Since Google+ launched for businesses a few weeks ago, there’s been a breathless rush of articles, blog posts, videos and how-tos on this new feature. Certainly, Google’s entry into the social networking field seems to provide yet another opportunity for brands and companies to engage with consumers.
Yet in this first wave of Google+ business page launches, I haven’t seen significant differences between its offerings and those of Facebook – at least, not enough to justify the switching cost for brands and consumers. There are also some frustrating administrative obstacles in this beta stage. You can only have one administrator per page, making it hard to share admin duties between co-workers and colleagues. Nor can you secure a vanity URL (as in, plus.google/CuratorPR).
The caveat to both of these concerns is “yet” – I am confident that Google will adjust to business needs. Nevertheless, I am still waiting to see what Google+ will ultimately provide that can’t be found through another platform or channel. Right now, it’s hard for me to disagree with “the third sock” description – if you have two feet, why do you need a third sock?
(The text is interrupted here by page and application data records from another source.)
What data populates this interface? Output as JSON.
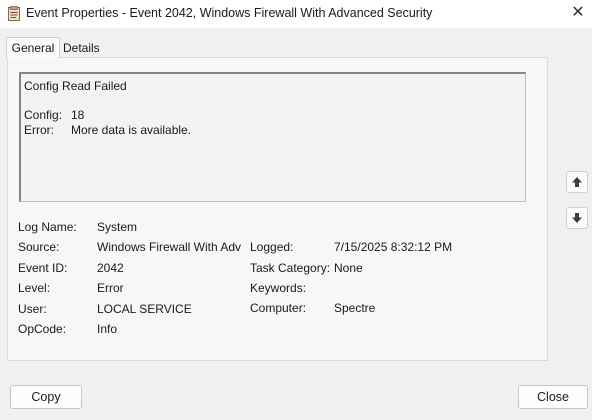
{
  "window": {
    "title": "Event Properties - Event 2042, Windows Firewall With Advanced Security",
    "close_icon": "close-icon"
  },
  "tabs": [
    {
      "label": "General",
      "selected": true
    },
    {
      "label": "Details",
      "selected": false
    }
  ],
  "description": {
    "title": "Config Read Failed",
    "config_label": "Config:",
    "config_value": "18",
    "error_label": "Error:",
    "error_value": "More data is available."
  },
  "fields": {
    "log_name": {
      "label": "Log Name:",
      "value": "System"
    },
    "source": {
      "label": "Source:",
      "value": "Windows Firewall With Advanced Security"
    },
    "event_id": {
      "label": "Event ID:",
      "value": "2042"
    },
    "level": {
      "label": "Level:",
      "value": "Error"
    },
    "user": {
      "label": "User:",
      "value": "LOCAL SERVICE"
    },
    "opcode": {
      "label": "OpCode:",
      "value": "Info"
    },
    "logged": {
      "label": "Logged:",
      "value": "7/15/2025 8:32:12 PM"
    },
    "task_category": {
      "label": "Task Category:",
      "value": "None"
    },
    "keywords": {
      "label": "Keywords:",
      "value": ""
    },
    "computer": {
      "label": "Computer:",
      "value": "Spectre"
    }
  },
  "nav": {
    "up_icon": "arrow-up-icon",
    "down_icon": "arrow-down-icon"
  },
  "buttons": {
    "copy": "Copy",
    "close": "Close"
  }
}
In other words, if all your online needs are being met by other tools, you aren’t likely to use a clone of an existing platform. (HT to Kristy Bolsinger for the analogy).
That’s not to say there aren’t features of Google+ that are fascinating and potentially disruptive for social networking. Here are five I’d put my money on right now:
-Hangouts. A genius solution for videoconferencing and customer service. Media outlets like the New York Times have already used this feature to chat with readers. We’re already brainstorming ways to connect our clients with members of the media through a Hangout, such as a video chat to show the features of a product.
-Ripples. I’ll just quote directly from Google here: “Ripples let you see your posts spread across Google+, who’s sharing and resharing your content, and whose opinions matter. Use it to identify influencers and add them to a circle, or see how communities are formed around your content.” What business wouldn’t want to be able to track their message to that extent?
-Search. Google+ features are already being incorporated into search results. For example, the +1s that Google+ users give your page, links or content contribute to search rankings and appear in results. Also, I have to think a search engine is going to index its own product more quickly than the competition’s product…
-Direct Connect. Eventually, if you add + before a brand name, it will take you right to that brand’s Google+ page (it is not set up for all pages yet, however). This is another way to make finding your brand’s page incredibly easy – much more so than Facebook.
-Circles. You can start sorting customers/clients (those who follow you) into circles and target posts at each group. Members of the media would get one update, while investors might get another. If one of the big challenges of Facebook is cutting through the noise, this ability to segment can help followers know what to pay attention to.
All these features provide the opportunity to do more than what’s currently available on other social networking platforms. I’m looking forward to seeing how brands take advantage of that opportunity – and if users and consumers will see value in engaging on Google+.